As I settled into my chair at the Gathering, I noticed a few changes from my previous liberal Adventist experiences at Kettering College, as well as what conservative Adventists typically expect at progressive convocations. Gone was the emphasis on feelings and emotion; in its place was a minimalist style approach to worship. There was a simple song service—yes, with guitars and drums—but also sermons that possessed actual Biblical content and frequent use of the Spirit of Prophecy.

 

As I listened and participated in the conversations held after the sermonettes, I was impressed. The attendees at my table ranged from a young pastor and his wife to some high school and college students. All of them used both the Bible and Ellen White’s writings (and not in a general way, but quoting specific verses and passages from both).

 

Granted, I have friends who would have been deeply offended by the drums and Christian Contemporary Music, but there wasn’t anything being preached or discussed at my table that was remotely un-Adventist, let alone emergent. As I walked out of the Conference Hall after the last event, a radical thought struck me:

 

“Has God moved on from GYC and decided to start something with the ONE Project?”

 

Back in my hotel room, a friend called me. She wanted a full report of the day’s events. We talked for over two hours, and at the end, I said, “You have to come next year! Buy your ticket now!” “Okay, I will,” she promised. The next day, she did.

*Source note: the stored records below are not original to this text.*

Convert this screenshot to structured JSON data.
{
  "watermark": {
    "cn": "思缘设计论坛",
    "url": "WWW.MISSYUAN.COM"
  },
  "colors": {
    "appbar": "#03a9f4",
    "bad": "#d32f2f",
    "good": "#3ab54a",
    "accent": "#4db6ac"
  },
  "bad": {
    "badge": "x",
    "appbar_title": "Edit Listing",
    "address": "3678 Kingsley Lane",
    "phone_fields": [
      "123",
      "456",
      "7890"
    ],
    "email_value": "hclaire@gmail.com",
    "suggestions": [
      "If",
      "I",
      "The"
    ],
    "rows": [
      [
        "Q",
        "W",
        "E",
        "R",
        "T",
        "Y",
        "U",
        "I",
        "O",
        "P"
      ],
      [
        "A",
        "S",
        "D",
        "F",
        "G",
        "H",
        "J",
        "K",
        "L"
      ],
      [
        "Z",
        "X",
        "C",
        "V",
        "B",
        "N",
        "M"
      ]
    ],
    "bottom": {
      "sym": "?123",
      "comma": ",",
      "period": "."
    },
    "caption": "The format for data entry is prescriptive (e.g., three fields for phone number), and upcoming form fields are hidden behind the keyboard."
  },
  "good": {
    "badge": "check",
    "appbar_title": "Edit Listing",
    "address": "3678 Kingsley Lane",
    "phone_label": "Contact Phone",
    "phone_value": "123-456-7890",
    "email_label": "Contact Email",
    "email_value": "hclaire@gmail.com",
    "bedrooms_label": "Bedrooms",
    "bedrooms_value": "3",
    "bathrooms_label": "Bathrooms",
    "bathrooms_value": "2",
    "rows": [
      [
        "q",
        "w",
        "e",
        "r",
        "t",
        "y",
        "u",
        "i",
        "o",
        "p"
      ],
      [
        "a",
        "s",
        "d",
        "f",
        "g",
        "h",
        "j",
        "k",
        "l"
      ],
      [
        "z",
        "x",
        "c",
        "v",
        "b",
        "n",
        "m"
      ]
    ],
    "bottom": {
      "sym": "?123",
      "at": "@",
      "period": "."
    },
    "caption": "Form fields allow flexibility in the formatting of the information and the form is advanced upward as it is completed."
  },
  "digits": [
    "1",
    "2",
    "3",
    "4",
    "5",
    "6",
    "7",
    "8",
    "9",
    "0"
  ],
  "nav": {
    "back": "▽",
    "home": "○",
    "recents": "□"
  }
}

Click here to read the rest of this series on the One Project

Share It :

google+
More

About the author

Avatar

Adrian Zahid is a recent survivor of advanced-stage cancer, he is trying to make the most of the second lease on life that God has given him. He is the co-founder of Intelligent Adventist and in his free time enjoys helping nonprofits be sustainable and the Seventh-day Adventist Church succeed in fulfilling the Great Commission.